The Tribune’s Jeremy Gorner reports the initiatives come as Pritzker tries to fend off Republicans, including potential opponents in the November election, who have accused him and other Democrats of being soft on crime.
Meanwhile, Fourth District Appellate Justice Lisa Holder White was named to replace Justice Rita Garman on the Illinois Supreme Court, becoming its first Black female justice. “I’m grateful. And this is important not just for the Black community but for the community as a whole,” she said.
And R. Kelly’s federal trial in Chicago is set to kick off in August after a judge on Tuesday denied a request to postpone it by three months.
Here are the top stories you need to know to start your day.
COVID-19 tracker | More newsletters | Puzzles & Games | Daily horoscope | Ask Amy | Today’s eNewspaper edition
Aleksey Ruderman swept and mopped the floors of McHenry County jail, wiped tables, and cleaned the showers and the toilets — all against his will and without being paid a dime, he says. Ruderman, a Jewish immigrant from Belarus, was held at the jail on civil immigration charges from 2016 to 2019.
Now Ruderman is part of a lawsuit accusing jail officials of forcing immigrant detainees to do labor against their will and paying them nothing. The federal suit is part of a wave of litigation nationwide claiming that immigrant detainees were made to work in violation of the Trafficking Victims Protection Act, which prohibits labor compelled by force or physical restraint.
Nontenure track faculty at the School of the Art Institute of Chicago are moving to organize with the Art Institute of Chicago Workers United, the union representing staff at both the Michigan Avenue museum and its school. At a rally on the Art Institute steps, faculty called on their colleagues to join them in signing union authorization cards, the first step toward filing for union representation.
“The current situation is completely unsustainable,” said Sid Branca, an assistant professor adjunct in the school’s department of film, video, new media and animation, who has signed a card in favor of joining the union. “The faculty are exploited and they’re burnt out. And we are still doing our best because we care. But it does not have to be like this.”
The 35th annual University of Chicago Scavenger Hunt — which, the Tribune’s Christopher Borrelli writes, is nominally a scavenger hunt but closer to a campus tradition wrapped inside a multigenerational class reunion bundled into an elaborate prank requiring the cooperation of hundreds of students, dozens of faculty, family, friends and government officials — concluded Sunday night.
“I see it as an exercise in project management,” said Scav judge Cat Scharon.
To win, students and alumni jumped through hoops. So many hoops.

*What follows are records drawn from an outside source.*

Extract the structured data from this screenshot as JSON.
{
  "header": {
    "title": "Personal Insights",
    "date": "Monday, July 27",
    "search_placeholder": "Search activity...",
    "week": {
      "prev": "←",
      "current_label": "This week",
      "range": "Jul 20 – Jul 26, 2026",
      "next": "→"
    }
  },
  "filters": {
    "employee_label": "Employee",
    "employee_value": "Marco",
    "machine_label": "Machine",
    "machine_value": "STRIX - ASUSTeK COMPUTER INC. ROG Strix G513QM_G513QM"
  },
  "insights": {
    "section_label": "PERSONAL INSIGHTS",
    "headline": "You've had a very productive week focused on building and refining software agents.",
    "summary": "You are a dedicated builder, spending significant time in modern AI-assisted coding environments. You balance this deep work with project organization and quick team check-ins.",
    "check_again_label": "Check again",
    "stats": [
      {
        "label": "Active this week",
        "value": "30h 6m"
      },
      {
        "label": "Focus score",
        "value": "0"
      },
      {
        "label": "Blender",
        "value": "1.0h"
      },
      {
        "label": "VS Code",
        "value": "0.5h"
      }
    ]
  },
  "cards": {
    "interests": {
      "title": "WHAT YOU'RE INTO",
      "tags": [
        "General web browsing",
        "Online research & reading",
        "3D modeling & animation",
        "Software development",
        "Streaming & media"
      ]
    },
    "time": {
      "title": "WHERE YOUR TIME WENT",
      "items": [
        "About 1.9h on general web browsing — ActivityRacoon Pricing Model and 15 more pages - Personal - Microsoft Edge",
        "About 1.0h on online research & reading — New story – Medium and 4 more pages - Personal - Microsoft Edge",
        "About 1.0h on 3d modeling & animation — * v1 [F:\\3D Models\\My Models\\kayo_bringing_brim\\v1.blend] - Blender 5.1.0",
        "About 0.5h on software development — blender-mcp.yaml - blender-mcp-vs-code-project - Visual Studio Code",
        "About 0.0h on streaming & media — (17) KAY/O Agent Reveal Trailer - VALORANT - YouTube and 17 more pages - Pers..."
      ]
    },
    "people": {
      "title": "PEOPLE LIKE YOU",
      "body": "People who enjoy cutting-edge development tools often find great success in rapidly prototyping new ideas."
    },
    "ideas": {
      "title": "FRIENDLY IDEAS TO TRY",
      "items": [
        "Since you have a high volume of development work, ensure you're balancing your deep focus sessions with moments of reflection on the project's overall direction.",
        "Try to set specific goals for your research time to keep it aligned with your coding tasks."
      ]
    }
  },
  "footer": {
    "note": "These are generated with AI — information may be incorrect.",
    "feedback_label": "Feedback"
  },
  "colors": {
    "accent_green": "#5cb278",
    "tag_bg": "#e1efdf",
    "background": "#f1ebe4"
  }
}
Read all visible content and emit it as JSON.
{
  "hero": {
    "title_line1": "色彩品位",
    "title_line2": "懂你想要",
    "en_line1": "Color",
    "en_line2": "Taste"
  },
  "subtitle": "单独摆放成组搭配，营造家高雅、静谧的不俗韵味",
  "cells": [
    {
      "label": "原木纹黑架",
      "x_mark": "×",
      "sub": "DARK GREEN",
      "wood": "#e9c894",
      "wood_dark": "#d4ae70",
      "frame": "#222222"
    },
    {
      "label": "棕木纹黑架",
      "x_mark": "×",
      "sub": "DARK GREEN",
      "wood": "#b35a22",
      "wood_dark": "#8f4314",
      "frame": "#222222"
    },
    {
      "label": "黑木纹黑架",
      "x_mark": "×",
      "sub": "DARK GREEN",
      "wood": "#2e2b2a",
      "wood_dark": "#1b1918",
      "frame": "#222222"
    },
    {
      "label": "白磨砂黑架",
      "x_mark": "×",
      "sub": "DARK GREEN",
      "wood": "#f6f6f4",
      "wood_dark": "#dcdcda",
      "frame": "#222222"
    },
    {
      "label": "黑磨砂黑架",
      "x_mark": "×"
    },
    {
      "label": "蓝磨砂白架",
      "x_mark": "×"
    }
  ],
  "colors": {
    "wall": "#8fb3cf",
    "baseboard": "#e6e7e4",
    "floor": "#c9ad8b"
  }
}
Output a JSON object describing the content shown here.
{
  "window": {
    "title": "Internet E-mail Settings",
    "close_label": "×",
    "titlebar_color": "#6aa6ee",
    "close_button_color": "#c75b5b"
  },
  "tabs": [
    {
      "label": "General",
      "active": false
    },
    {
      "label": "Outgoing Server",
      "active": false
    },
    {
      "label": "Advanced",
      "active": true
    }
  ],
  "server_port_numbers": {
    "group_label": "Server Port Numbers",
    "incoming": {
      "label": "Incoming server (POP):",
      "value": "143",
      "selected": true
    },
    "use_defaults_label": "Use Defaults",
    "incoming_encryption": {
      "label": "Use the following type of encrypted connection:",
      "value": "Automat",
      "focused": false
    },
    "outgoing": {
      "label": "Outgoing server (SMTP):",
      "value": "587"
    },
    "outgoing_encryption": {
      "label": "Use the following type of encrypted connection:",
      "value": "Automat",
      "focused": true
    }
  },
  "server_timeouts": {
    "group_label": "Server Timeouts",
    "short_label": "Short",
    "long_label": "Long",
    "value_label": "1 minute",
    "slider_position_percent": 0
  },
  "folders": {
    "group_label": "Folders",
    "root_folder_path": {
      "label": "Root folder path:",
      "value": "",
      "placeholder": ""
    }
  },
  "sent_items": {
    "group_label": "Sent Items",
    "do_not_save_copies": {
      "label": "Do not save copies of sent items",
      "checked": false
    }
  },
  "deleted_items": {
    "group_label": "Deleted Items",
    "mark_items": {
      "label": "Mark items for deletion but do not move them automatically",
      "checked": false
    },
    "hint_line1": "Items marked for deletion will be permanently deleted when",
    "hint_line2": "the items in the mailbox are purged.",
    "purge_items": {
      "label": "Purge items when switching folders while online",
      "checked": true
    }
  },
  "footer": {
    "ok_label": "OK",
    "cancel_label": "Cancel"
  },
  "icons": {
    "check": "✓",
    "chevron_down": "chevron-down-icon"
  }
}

The Chicago Bears offseason program is underway with rookie minicamp wrapping up last weekend and organized team activities on tap next week. The Tribune’s Brad Biggs tackles questions about evaluating Justin Fields, trading for a wide receiver and more in his weekly mailbag.
Back when the TV season took place between autumn and spring, the summer months were awash in reruns. Streaming upended all of that for good, and here we are with new shows and new seasons premiering year-round.
Here’s a look at what’s to come, according to Tribune critic Nina Metz.